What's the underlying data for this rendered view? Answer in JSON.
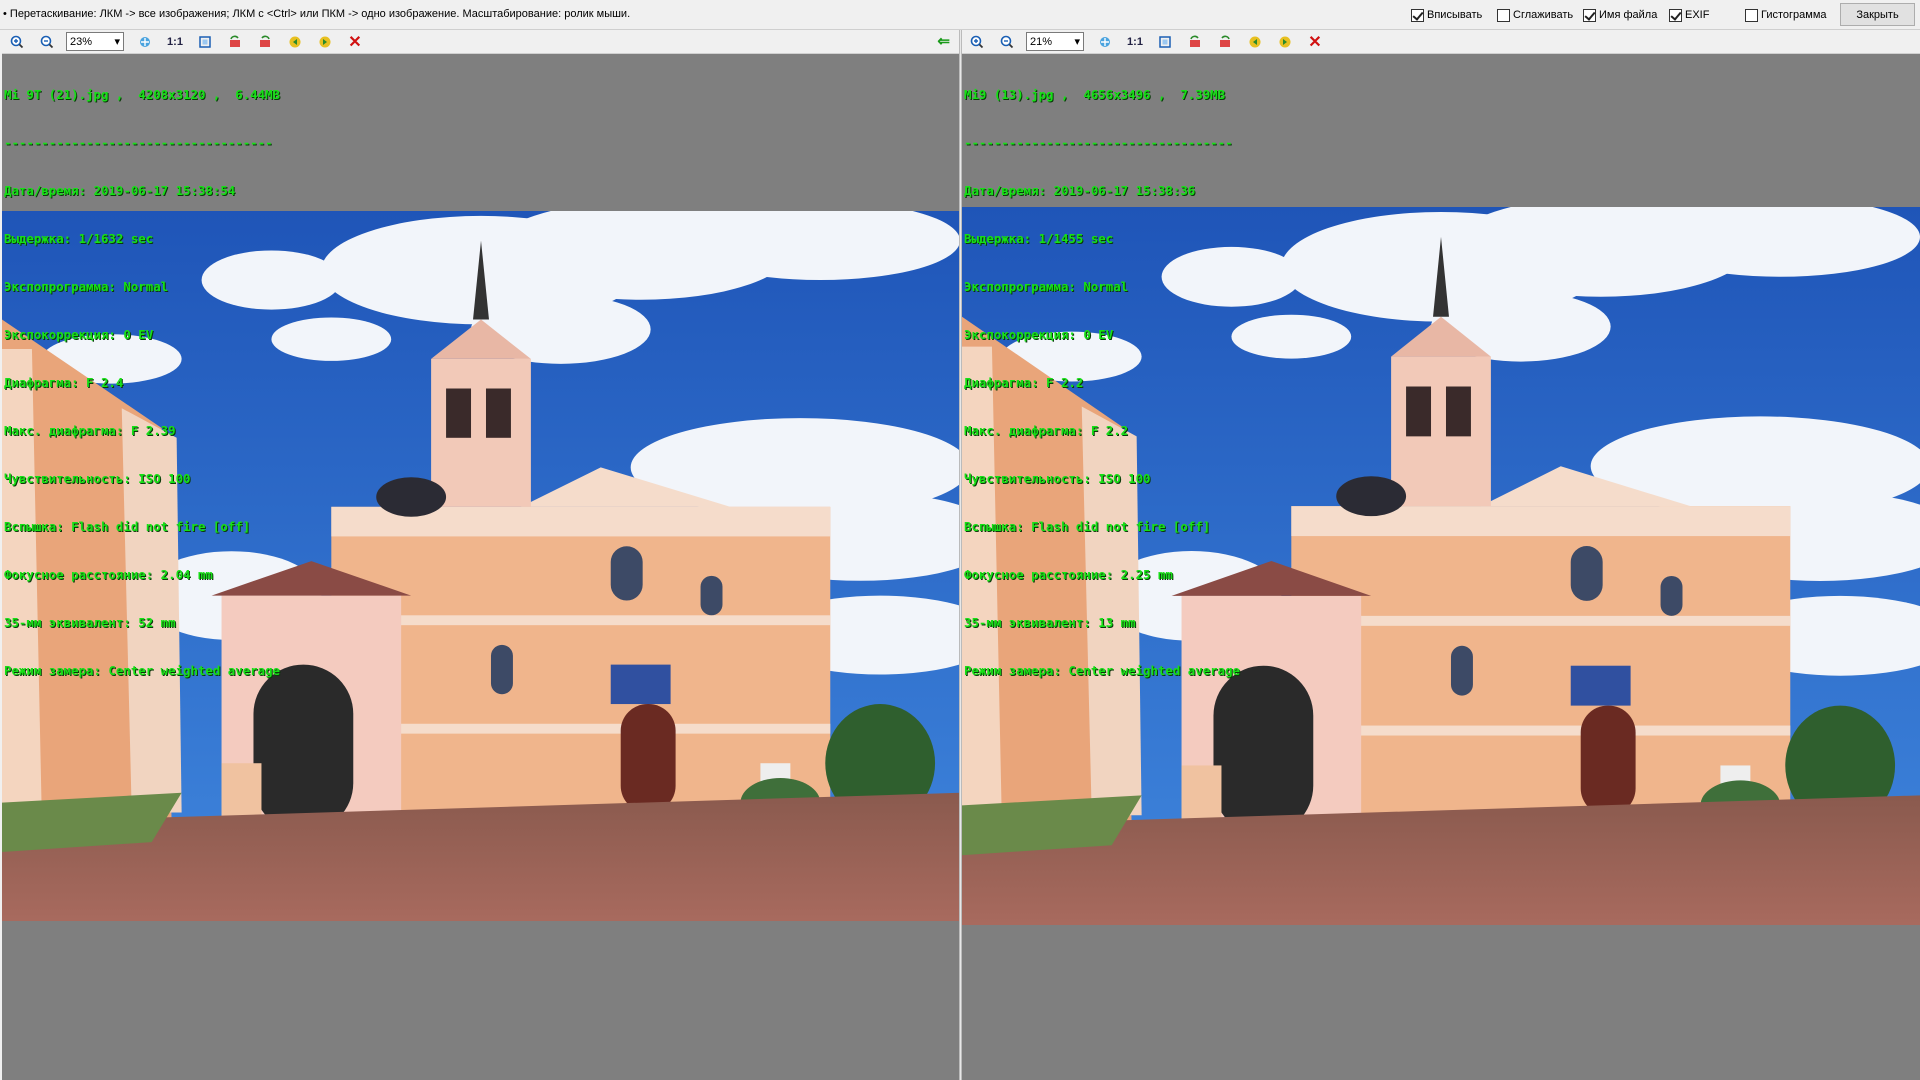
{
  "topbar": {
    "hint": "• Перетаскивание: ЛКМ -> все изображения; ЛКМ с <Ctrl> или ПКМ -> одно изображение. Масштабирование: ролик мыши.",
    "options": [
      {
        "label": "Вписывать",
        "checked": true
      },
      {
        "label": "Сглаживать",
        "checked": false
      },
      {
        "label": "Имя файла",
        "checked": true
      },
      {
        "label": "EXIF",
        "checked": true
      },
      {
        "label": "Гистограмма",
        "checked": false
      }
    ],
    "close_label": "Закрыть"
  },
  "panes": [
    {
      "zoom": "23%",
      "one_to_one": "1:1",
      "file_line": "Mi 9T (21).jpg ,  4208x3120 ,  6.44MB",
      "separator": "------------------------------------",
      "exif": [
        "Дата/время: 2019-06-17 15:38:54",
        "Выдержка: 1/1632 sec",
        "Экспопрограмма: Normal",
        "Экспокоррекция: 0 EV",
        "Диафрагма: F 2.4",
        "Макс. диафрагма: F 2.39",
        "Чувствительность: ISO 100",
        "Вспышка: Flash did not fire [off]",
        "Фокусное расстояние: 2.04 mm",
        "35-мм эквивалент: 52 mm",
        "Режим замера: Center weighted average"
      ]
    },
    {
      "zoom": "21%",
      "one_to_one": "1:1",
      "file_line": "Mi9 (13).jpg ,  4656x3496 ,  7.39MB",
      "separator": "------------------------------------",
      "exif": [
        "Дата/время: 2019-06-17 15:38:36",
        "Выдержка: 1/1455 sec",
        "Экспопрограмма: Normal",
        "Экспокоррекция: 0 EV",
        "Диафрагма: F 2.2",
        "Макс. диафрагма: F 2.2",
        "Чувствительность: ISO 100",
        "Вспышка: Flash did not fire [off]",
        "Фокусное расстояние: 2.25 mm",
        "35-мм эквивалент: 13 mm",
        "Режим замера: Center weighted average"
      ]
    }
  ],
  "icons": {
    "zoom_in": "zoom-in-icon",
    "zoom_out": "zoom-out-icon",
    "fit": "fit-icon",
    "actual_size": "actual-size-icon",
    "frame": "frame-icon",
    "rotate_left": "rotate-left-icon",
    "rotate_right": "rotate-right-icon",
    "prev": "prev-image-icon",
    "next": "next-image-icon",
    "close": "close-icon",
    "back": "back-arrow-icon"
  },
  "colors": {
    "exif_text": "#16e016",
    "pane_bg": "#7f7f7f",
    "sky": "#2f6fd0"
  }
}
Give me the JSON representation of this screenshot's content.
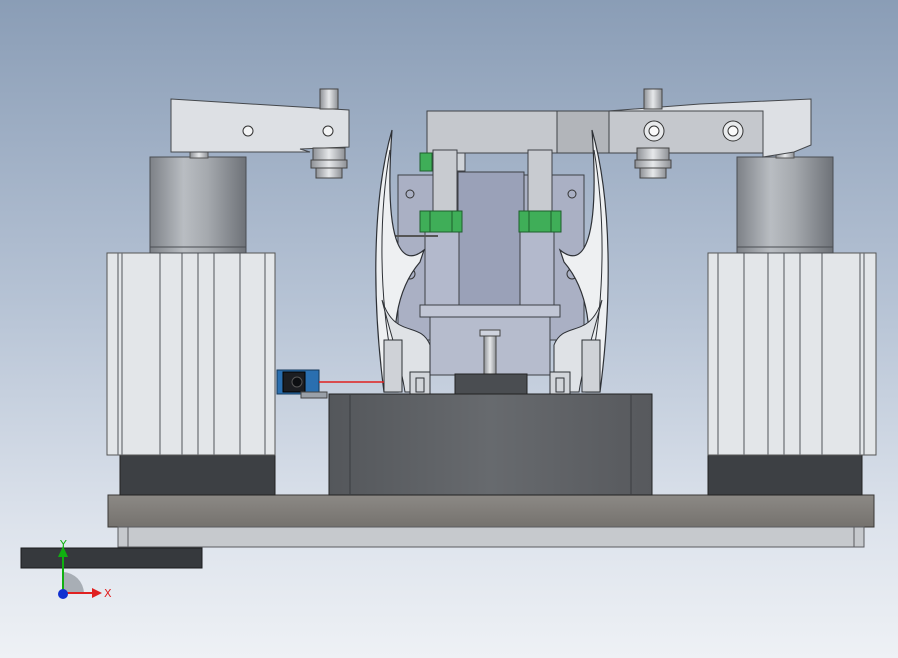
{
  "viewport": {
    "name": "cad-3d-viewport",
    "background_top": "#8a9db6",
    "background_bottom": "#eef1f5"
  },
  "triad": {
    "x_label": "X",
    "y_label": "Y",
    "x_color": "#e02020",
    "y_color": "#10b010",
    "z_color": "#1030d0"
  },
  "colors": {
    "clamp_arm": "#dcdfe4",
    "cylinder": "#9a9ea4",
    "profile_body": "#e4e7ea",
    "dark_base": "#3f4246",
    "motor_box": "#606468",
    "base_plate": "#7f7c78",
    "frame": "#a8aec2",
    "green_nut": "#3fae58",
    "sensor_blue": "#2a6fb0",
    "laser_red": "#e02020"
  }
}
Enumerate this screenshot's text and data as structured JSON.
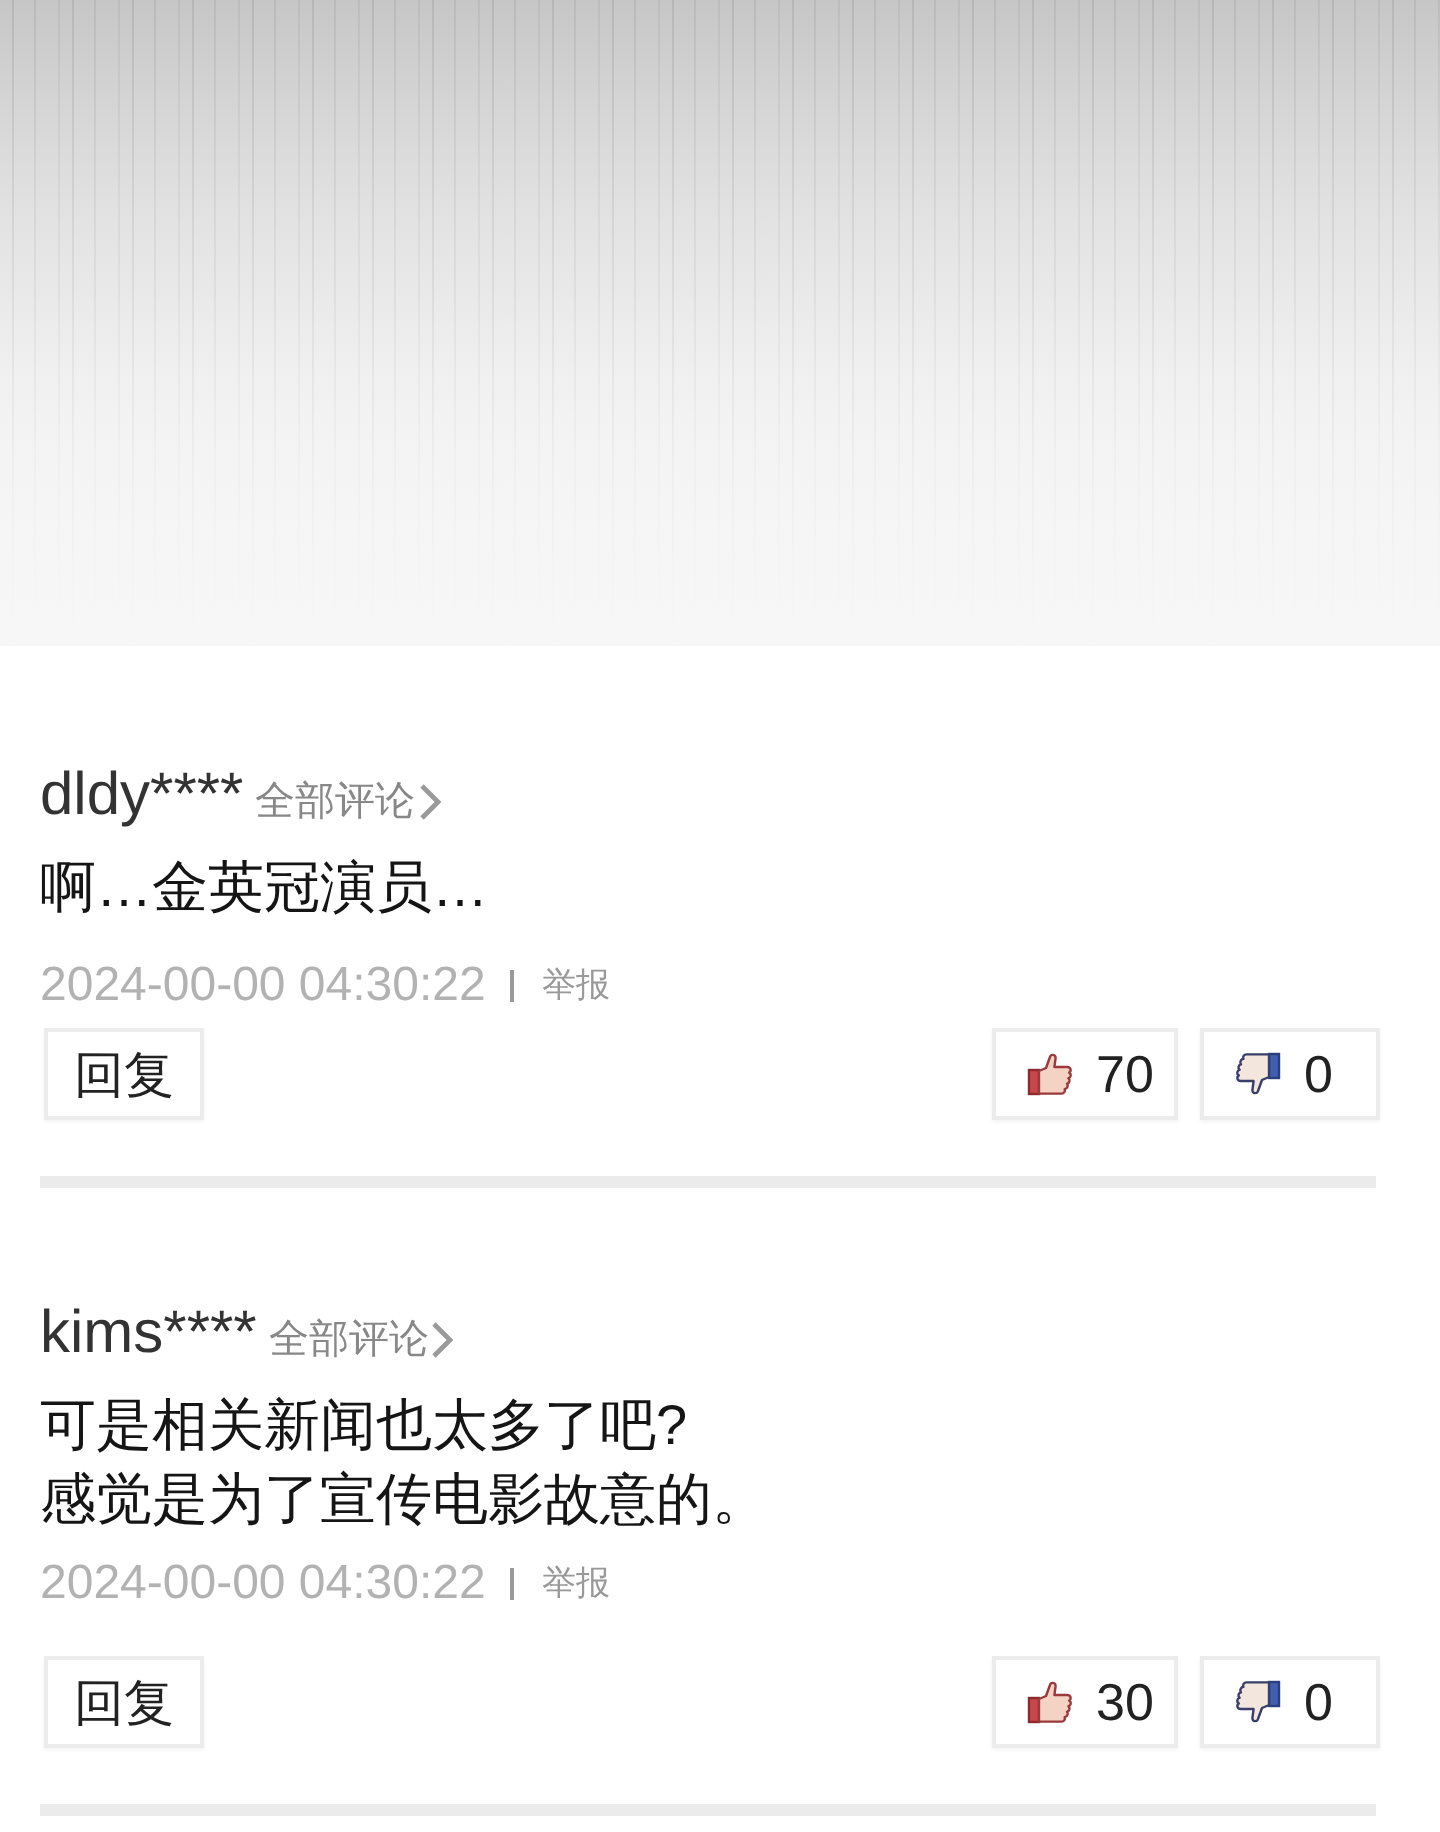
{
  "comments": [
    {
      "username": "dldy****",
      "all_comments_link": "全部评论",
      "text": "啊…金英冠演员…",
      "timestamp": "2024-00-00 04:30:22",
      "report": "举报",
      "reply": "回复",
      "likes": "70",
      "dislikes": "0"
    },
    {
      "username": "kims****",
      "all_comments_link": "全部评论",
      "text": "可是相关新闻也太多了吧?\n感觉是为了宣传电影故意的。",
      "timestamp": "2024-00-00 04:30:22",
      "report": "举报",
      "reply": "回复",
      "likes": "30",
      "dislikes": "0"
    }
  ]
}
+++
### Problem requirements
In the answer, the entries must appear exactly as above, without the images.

### Response to the task
What's the underlying data for this rendered view? Answer in JSON.
{
  "topbar": {
    "hint": "• Перетаскивание: ЛКМ -> все изображения; ЛКМ с <Ctrl> или ПКМ -> одно изображение. Масштабирование: ролик мыши.",
    "options": [
      {
        "label": "Вписывать",
        "checked": true
      },
      {
        "label": "Сглаживать",
        "checked": false
      },
      {
        "label": "Имя файла",
        "checked": true
      },
      {
        "label": "EXIF",
        "checked": true
      },
      {
        "label": "Гистограмма",
        "checked": false
      }
    ],
    "close_label": "Закрыть"
  },
  "panes": [
    {
      "zoom": "23%",
      "one_to_one": "1:1",
      "file_line": "Mi 9T (21).jpg ,  4208x3120 ,  6.44MB",
      "separator": "------------------------------------",
      "exif": [
        "Дата/время: 2019-06-17 15:38:54",
        "Выдержка: 1/1632 sec",
        "Экспопрограмма: Normal",
        "Экспокоррекция: 0 EV",
        "Диафрагма: F 2.4",
        "Макс. диафрагма: F 2.39",
        "Чувствительность: ISO 100",
        "Вспышка: Flash did not fire [off]",
        "Фокусное расстояние: 2.04 mm",
        "35-мм эквивалент: 52 mm",
        "Режим замера: Center weighted average"
      ]
    },
    {
      "zoom": "21%",
      "one_to_one": "1:1",
      "file_line": "Mi9 (13).jpg ,  4656x3496 ,  7.39MB",
      "separator": "------------------------------------",
      "exif": [
        "Дата/время: 2019-06-17 15:38:36",
        "Выдержка: 1/1455 sec",
        "Экспопрограмма: Normal",
        "Экспокоррекция: 0 EV",
        "Диафрагма: F 2.2",
        "Макс. диафрагма: F 2.2",
        "Чувствительность: ISO 100",
        "Вспышка: Flash did not fire [off]",
        "Фокусное расстояние: 2.25 mm",
        "35-мм эквивалент: 13 mm",
        "Режим замера: Center weighted average"
      ]
    }
  ],
  "icons": {
    "zoom_in": "zoom-in-icon",
    "zoom_out": "zoom-out-icon",
    "fit": "fit-icon",
    "actual_size": "actual-size-icon",
    "frame": "frame-icon",
    "rotate_left": "rotate-left-icon",
    "rotate_right": "rotate-right-icon",
    "prev": "prev-image-icon",
    "next": "next-image-icon",
    "close": "close-icon",
    "back": "back-arrow-icon"
  },
  "colors": {
    "exif_text": "#16e016",
    "pane_bg": "#7f7f7f",
    "sky": "#2f6fd0"
  }
}
Give me the JSON representation of this screenshot's content.
{
  "viewport": {
    "name": "cad-3d-viewport",
    "background_top": "#8a9db6",
    "background_bottom": "#eef1f5"
  },
  "triad": {
    "x_label": "X",
    "y_label": "Y",
    "x_color": "#e02020",
    "y_color": "#10b010",
    "z_color": "#1030d0"
  },
  "colors": {
    "clamp_arm": "#dcdfe4",
    "cylinder": "#9a9ea4",
    "profile_body": "#e4e7ea",
    "dark_base": "#3f4246",
    "motor_box": "#606468",
    "base_plate": "#7f7c78",
    "frame": "#a8aec2",
    "green_nut": "#3fae58",
    "sensor_blue": "#2a6fb0",
    "laser_red": "#e02020"
  }
}
Enumerate this screenshot's text and data as structured JSON.
{
  "comments": [
    {
      "username": "dldy****",
      "all_comments_link": "全部评论",
      "text": "啊…金英冠演员…",
      "timestamp": "2024-00-00 04:30:22",
      "report": "举报",
      "reply": "回复",
      "likes": "70",
      "dislikes": "0"
    },
    {
      "username": "kims****",
      "all_comments_link": "全部评论",
      "text": "可是相关新闻也太多了吧?\n感觉是为了宣传电影故意的。",
      "timestamp": "2024-00-00 04:30:22",
      "report": "举报",
      "reply": "回复",
      "likes": "30",
      "dislikes": "0"
    }
  ]
}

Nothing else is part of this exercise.